Reproduce each line below with no alterations.

----- Data -----

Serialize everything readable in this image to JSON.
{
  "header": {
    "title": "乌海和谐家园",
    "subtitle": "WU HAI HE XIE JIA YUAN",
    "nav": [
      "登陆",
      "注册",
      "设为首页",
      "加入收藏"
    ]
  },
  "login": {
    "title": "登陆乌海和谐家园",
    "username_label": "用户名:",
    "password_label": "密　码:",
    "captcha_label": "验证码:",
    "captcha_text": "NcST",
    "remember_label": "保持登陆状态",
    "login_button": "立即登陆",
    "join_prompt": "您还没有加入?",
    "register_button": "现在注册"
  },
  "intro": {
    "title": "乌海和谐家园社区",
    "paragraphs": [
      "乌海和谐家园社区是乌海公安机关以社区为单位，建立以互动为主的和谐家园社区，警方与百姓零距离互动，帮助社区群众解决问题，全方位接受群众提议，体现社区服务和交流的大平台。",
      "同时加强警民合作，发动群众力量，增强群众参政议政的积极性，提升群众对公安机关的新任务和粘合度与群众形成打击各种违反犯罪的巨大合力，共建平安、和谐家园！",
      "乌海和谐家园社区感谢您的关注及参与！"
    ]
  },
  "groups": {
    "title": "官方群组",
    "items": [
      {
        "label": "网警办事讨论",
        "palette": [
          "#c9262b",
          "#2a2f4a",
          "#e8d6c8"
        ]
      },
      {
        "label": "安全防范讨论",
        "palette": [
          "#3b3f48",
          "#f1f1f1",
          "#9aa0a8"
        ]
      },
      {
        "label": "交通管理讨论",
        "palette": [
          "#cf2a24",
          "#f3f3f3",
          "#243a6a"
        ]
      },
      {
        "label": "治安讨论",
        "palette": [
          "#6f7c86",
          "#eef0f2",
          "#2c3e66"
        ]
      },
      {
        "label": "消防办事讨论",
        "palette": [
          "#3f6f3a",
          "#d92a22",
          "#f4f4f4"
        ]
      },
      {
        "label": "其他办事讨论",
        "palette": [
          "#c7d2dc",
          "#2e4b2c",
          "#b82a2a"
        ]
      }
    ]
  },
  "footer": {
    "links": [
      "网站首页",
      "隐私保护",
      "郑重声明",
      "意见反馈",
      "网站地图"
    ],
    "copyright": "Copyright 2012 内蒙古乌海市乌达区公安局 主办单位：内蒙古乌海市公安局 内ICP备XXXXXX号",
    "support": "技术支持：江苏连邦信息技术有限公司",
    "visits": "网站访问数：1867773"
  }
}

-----

### Task response
Serialize everything readable in this image to JSON.
{
  "header": {
    "title": "乌海和谐家园",
    "subtitle": "WU HAI HE XIE JIA YUAN",
    "nav": [
      "登陆",
      "注册",
      "设为首页",
      "加入收藏"
    ]
  },
  "login": {
    "title": "登陆乌海和谐家园",
    "username_label": "用户名:",
    "password_label": "密　码:",
    "captcha_label": "验证码:",
    "captcha_text": "NcST",
    "remember_label": "保持登陆状态",
    "login_button": "立即登陆",
    "join_prompt": "您还没有加入?",
    "register_button": "现在注册"
  },
  "intro": {
    "title": "乌海和谐家园社区",
    "paragraphs": [
      "乌海和谐家园社区是乌海公安机关以社区为单位，建立以互动为主的和谐家园社区，警方与百姓零距离互动，帮助社区群众解决问题，全方位接受群众提议，体现社区服务和交流的大平台。",
      "同时加强警民合作，发动群众力量，增强群众参政议政的积极性，提升群众对公安机关的新任务和粘合度与群众形成打击各种违反犯罪的巨大合力，共建平安、和谐家园！",
      "乌海和谐家园社区感谢您的关注及参与！"
    ]
  },
  "groups": {
    "title": "官方群组",
    "items": [
      {
        "label": "网警办事讨论",
        "palette": [
          "#c9262b",
          "#2a2f4a",
          "#e8d6c8"
        ]
      },
      {
        "label": "安全防范讨论",
        "palette": [
          "#3b3f48",
          "#f1f1f1",
          "#9aa0a8"
        ]
      },
      {
        "label": "交通管理讨论",
        "palette": [
          "#cf2a24",
          "#f3f3f3",
          "#243a6a"
        ]
      },
      {
        "label": "治安讨论",
        "palette": [
          "#6f7c86",
          "#eef0f2",
          "#2c3e66"
        ]
      },
      {
        "label": "消防办事讨论",
        "palette": [
          "#3f6f3a",
          "#d92a22",
          "#f4f4f4"
        ]
      },
      {
        "label": "其他办事讨论",
        "palette": [
          "#c7d2dc",
          "#2e4b2c",
          "#b82a2a"
        ]
      }
    ]
  },
  "footer": {
    "links": [
      "网站首页",
      "隐私保护",
      "郑重声明",
      "意见反馈",
      "网站地图"
    ],
    "copyright": "Copyright 2012 内蒙古乌海市乌达区公安局 主办单位：内蒙古乌海市公安局 内ICP备XXXXXX号",
    "support": "技术支持：江苏连邦信息技术有限公司",
    "visits": "网站访问数：1867773"
  }
}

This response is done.